1               United Kingdom Coronavirus: 272,826 Cases and 38,376 Deaths - Worldometer. (accessed 31 May 2020).

2               Sparrow A, Campbell L, Rawlinson K. UK coronavirus: Boris Johnson announces strict lockdown across country – as it happened. The Guardian. 2020. (accessed 2 May 2020).

3               Pan L, Zeng J, Yang H. Challenges and countermeasures for organ donation during the SARS-CoV-2 epidemic: the experience of Sichuan Provincial People’s Hospital. Intensive Care Med Published Online First: 25 February 2020. doi:10.1007/s00134-020-05978-8

4               Angelico R, Trapani S, Manzia TM, et al. The COVID19 outbreak in Italy: Initial implications for organ transplantation programs. Am J Transplant 2020;:ajt.15904. doi:10.1111/ajt.15904

5               American Society of Transplant Surgeons. ASTS COVID-19 Strike Force Organ Retrieval Guidance. 2020. (accessed 12 May 2020).

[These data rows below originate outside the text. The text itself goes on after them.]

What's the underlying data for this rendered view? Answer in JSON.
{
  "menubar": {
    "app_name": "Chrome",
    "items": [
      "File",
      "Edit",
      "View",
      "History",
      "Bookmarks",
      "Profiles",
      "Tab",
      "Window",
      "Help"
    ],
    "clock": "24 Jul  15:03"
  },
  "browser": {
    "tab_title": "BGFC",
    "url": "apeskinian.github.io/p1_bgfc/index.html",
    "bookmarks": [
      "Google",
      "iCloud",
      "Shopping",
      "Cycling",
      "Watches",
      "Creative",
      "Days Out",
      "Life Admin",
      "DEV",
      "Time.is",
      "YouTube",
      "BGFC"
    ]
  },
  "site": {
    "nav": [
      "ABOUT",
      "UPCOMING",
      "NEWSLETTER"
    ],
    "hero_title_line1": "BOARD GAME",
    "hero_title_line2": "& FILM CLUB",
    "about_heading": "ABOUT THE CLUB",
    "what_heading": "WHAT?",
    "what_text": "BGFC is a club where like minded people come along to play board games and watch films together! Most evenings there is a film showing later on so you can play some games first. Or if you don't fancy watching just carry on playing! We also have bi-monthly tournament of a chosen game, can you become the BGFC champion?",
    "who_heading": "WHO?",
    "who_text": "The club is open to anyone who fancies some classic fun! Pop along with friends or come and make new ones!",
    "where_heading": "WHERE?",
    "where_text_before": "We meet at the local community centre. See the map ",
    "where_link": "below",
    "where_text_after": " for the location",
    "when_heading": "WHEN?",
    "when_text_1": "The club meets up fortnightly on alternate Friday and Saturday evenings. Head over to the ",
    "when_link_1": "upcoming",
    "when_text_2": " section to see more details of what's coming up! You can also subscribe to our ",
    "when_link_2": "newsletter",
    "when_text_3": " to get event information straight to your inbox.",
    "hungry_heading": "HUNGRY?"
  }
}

6               Canadian Blood Services. Consensus guidance for organ donation and transplantation services during COVID19 pandemic. Canadian Blood Service 2020. (accessed 2 May 2020).

7               NHS Blood and Transplant. COVID-19 Assessment and Screening Flowcharts - DAT3737/4. NHS Blood and Transplant 2020. (accessed 2 May 2020).

8               NHS Blood and Transplant. Organ Donation and Transplantation - Activity figures for the UK as at 1 May 2020. NHS Blood and Transplant 2020. (accessed 3 May 2020).

9               NHS Blood and Transplant. Organ Donation and Transplantation - Annual Activity figures April 2020. NHS Blood and Transplant 2020. (accessed 1 May 2020).

10               NHS Blood and Transplant. Organ Donation and Transplantation Activity Report 2018/19. NHS Blood and Transplant 2019. (accessed 2 May 2020).

June 2020